**WHAT TO WORK ON:** Go through the entries and copy every line that has the string "value" in it.

[Page and application data records]
-- Opening Marker --

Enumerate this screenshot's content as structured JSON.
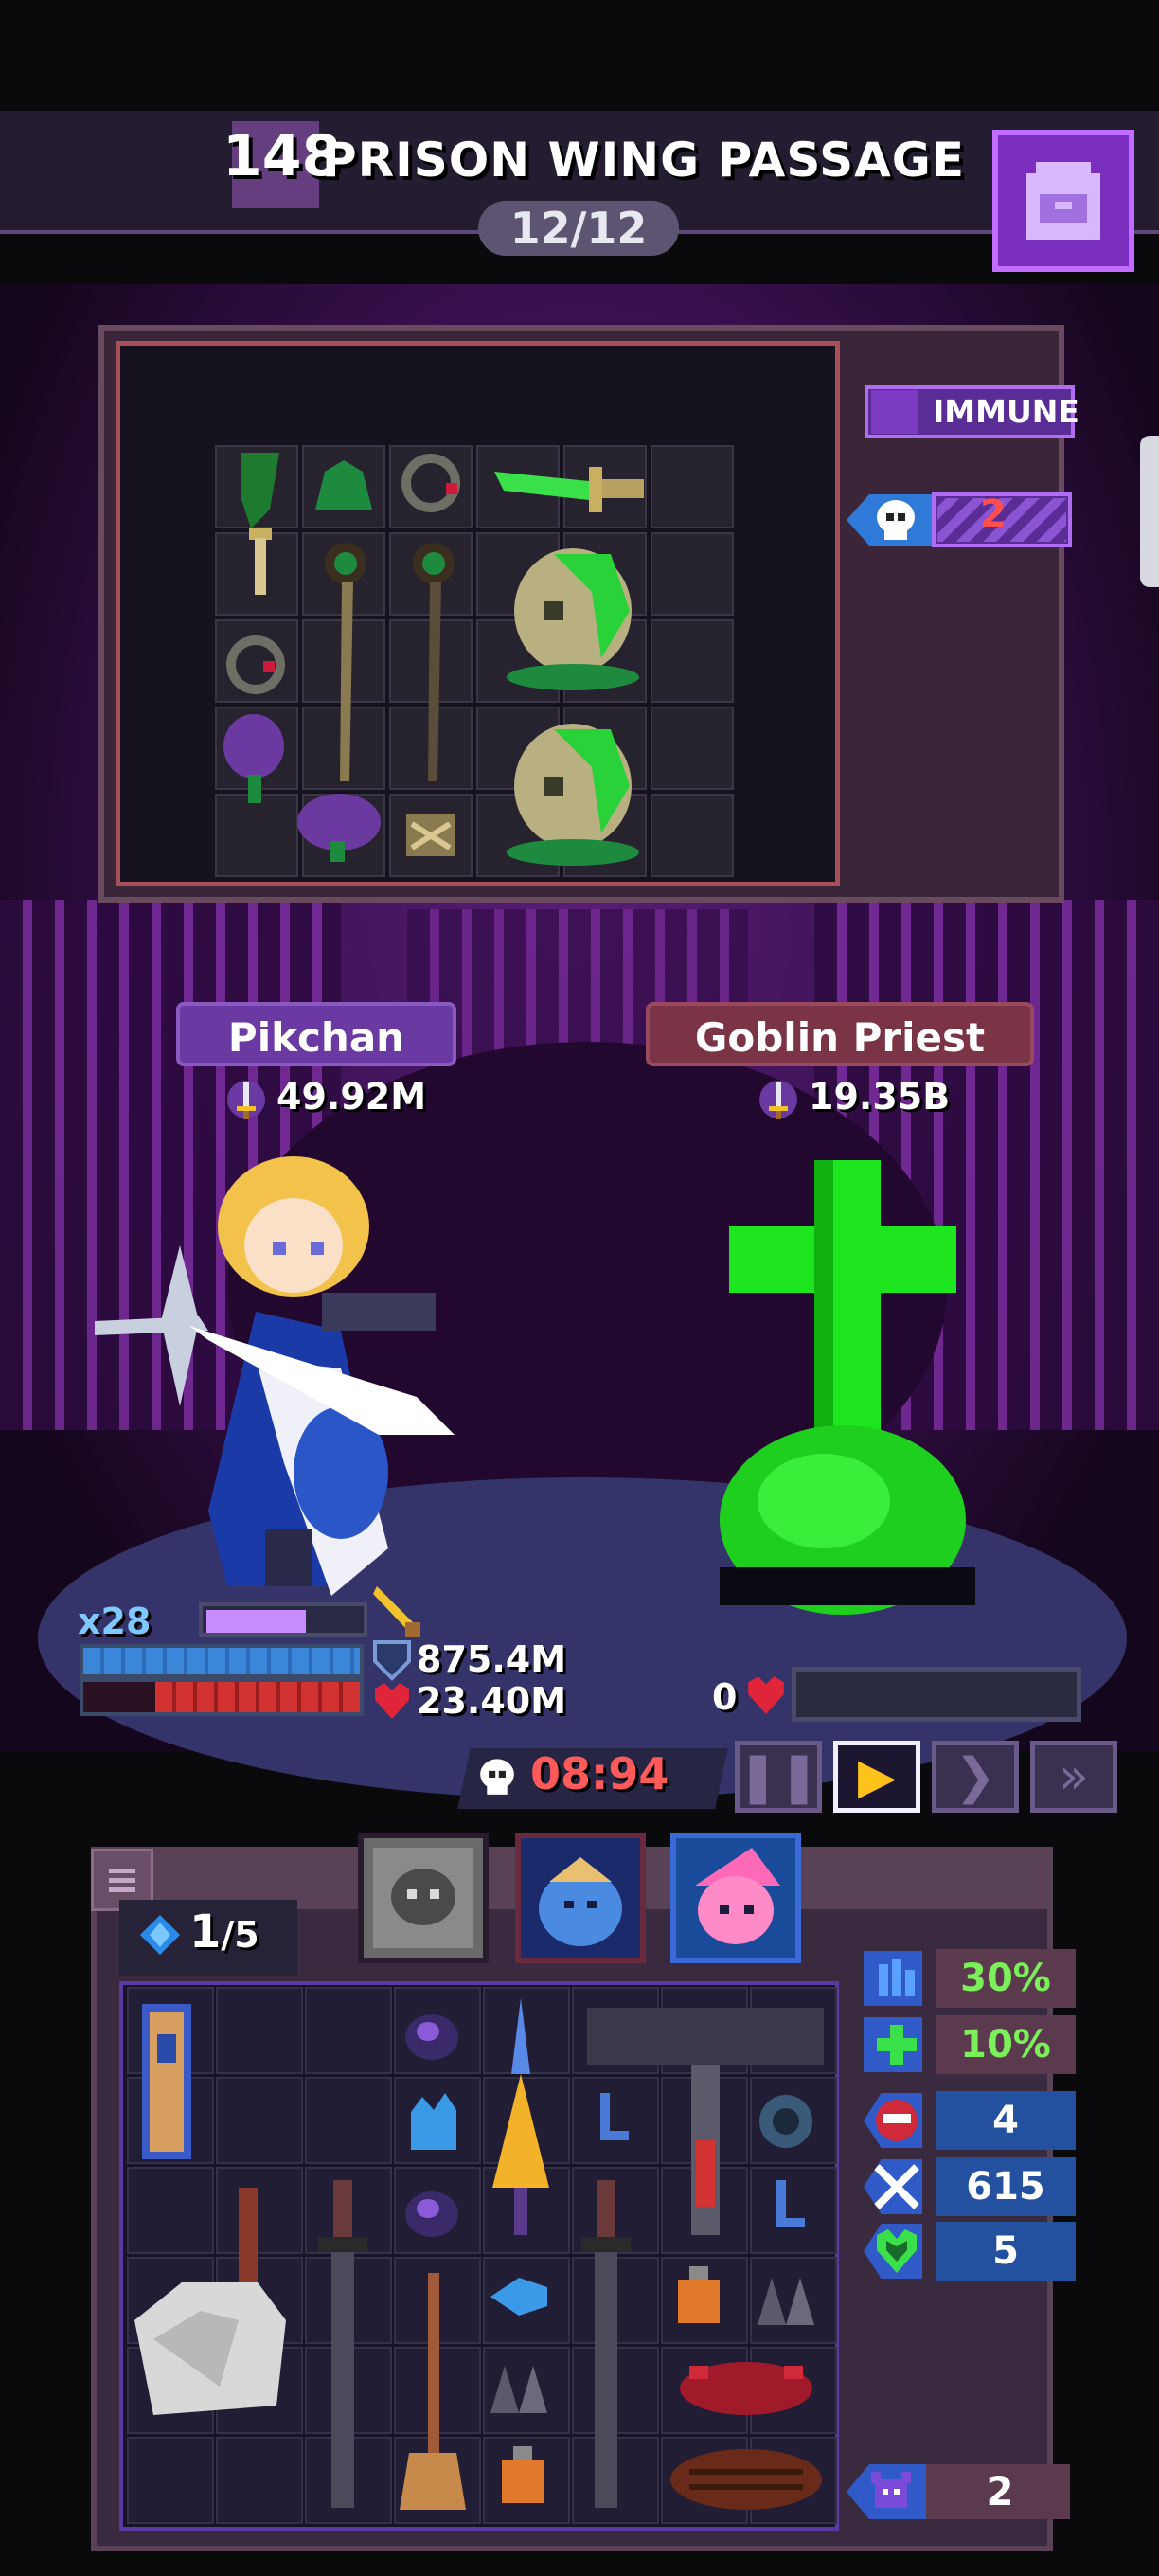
{
  "header": {
    "stage_number": "148",
    "stage_title": "PRISON WING PASSAGE",
    "wave_progress": "12/12",
    "bag_icon": "backpack-icon"
  },
  "enemy_panel": {
    "immune_label": "IMMUNE",
    "skull_count": "2"
  },
  "player": {
    "name": "Pikchan",
    "power": "49.92M",
    "multiplier": "x28",
    "shield": "875.4M",
    "hp": "23.40M",
    "xp_fraction": 0.62,
    "shield_fraction": 1.0,
    "hp_fraction": 0.74
  },
  "enemy": {
    "name": "Goblin Priest",
    "power": "19.35B",
    "hp": "0",
    "hp_fraction": 0
  },
  "battle": {
    "timer": "08:94",
    "speed_buttons": [
      "pause",
      "play",
      "fast",
      "faster"
    ],
    "active_speed": "play"
  },
  "inventory": {
    "gems": "1",
    "gems_max": "/5",
    "stats": [
      {
        "icon": "attack-speed-icon",
        "value": "30%",
        "style": "pct"
      },
      {
        "icon": "heal-plus-icon",
        "value": "10%",
        "style": "pct"
      },
      {
        "icon": "rage-face-icon",
        "value": "4",
        "style": "blue"
      },
      {
        "icon": "crossed-swords-icon",
        "value": "615",
        "style": "blue"
      },
      {
        "icon": "heart-shield-icon",
        "value": "5",
        "style": "blue"
      }
    ],
    "bottom_stat": {
      "icon": "demon-icon",
      "value": "2"
    }
  },
  "colors": {
    "accent_purple": "#7a2fbf",
    "timer_red": "#ff5a5a",
    "percent_green": "#7cf05a",
    "poison_green": "#1ee61e"
  }
}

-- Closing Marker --

**RESPONSE TO THIS TASK:**
        "value": "30%",
        "value": "10%",
        "value": "4",
        "value": "615",
        "value": "5",
      "value": "2"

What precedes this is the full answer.